“Eight” is where things get weird and pretty fun. At times, the atmospherics can drown out any sense of joy that pop should have. Grimes learns that pop is meant to be affirming, to be fun and not overly serious. So when “Eight” echoes early 90′s House music with a tinny high-pitched vocals and robotic accents, it feels just right. “Circumambient” continues this trip down memory lane while continuing to establish her own identity.
In the hands of Grimes, familiar cues and signatures from Electronic music get repurposed, like the whooping siren in “Vowels = Space and Time,” bending conventions slightly and producing something unexpected. Grimes uses the idea of access to broaden, well, her vision. It’s bubbly and obviously feminine. Which is not a bad thing as her “cuteness” can be expressive and dance-y at the same time.
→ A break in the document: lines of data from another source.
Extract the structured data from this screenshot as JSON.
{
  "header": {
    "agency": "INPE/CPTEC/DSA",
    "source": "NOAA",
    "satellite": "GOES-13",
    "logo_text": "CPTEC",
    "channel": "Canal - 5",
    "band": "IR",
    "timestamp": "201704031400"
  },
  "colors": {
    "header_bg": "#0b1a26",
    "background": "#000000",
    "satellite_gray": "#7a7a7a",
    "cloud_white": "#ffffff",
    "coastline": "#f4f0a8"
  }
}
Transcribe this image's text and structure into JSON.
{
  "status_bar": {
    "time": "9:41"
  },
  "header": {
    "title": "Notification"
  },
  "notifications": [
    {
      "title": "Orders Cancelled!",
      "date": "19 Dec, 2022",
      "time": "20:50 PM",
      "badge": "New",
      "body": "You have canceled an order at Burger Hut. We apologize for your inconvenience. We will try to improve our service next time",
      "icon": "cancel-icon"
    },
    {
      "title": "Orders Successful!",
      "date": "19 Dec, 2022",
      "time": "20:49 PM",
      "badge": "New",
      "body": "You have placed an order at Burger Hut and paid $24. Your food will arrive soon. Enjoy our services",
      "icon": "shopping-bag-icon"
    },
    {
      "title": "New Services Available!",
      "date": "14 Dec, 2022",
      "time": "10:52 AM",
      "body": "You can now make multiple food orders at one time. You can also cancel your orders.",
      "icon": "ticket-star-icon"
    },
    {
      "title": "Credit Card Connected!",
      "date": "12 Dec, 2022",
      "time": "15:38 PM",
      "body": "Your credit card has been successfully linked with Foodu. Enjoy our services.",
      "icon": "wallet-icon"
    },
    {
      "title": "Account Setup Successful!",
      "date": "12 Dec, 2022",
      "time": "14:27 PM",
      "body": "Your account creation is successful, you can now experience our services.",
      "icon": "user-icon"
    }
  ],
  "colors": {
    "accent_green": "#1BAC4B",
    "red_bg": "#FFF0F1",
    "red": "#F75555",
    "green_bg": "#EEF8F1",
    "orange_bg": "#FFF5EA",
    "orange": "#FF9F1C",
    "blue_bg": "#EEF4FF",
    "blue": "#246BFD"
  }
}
Asian culture is an influence as well, from the Manga-inspired cover art to certain elements of Japanese or Korean pop that cater to bubblegum.
Grimes – Genesis
Grimes returns to the ethereal for “Be a Body” that may feel at times too familiar to her contemporaries but lets her vocals be the focal point. “Colour of Moonlight (Antiochus)” is a spiraling, genre-busting sandbox of a song that shouldn’t work because the myriad of elements that Boucher is working with but that actually works to her advantage. Grimes and Visions are full of ideas that are accessible thanks in part to the world we live in. Too many times there is this desire to add depth or mystery to pop, which means writers have to use the term “haunting.” The reason why it is pop, because it connects with people, gets lost much to the chagrin of someone who enjoys a good hook and a catchy tune. Luckily, Grimes avoids all of that.
Boucher playfully engages with the past and with Visions delivers an album worthy of being called pop. The Olympic-level gymnastics of Boucher’s vocals, the diverse influences and electronics cues add up to an album that is perfectly fine being human in a digital world. Visions is just that, a panoramic gaze of influences that is impressive, not just in its scope, but also in its exuberance of what it has found.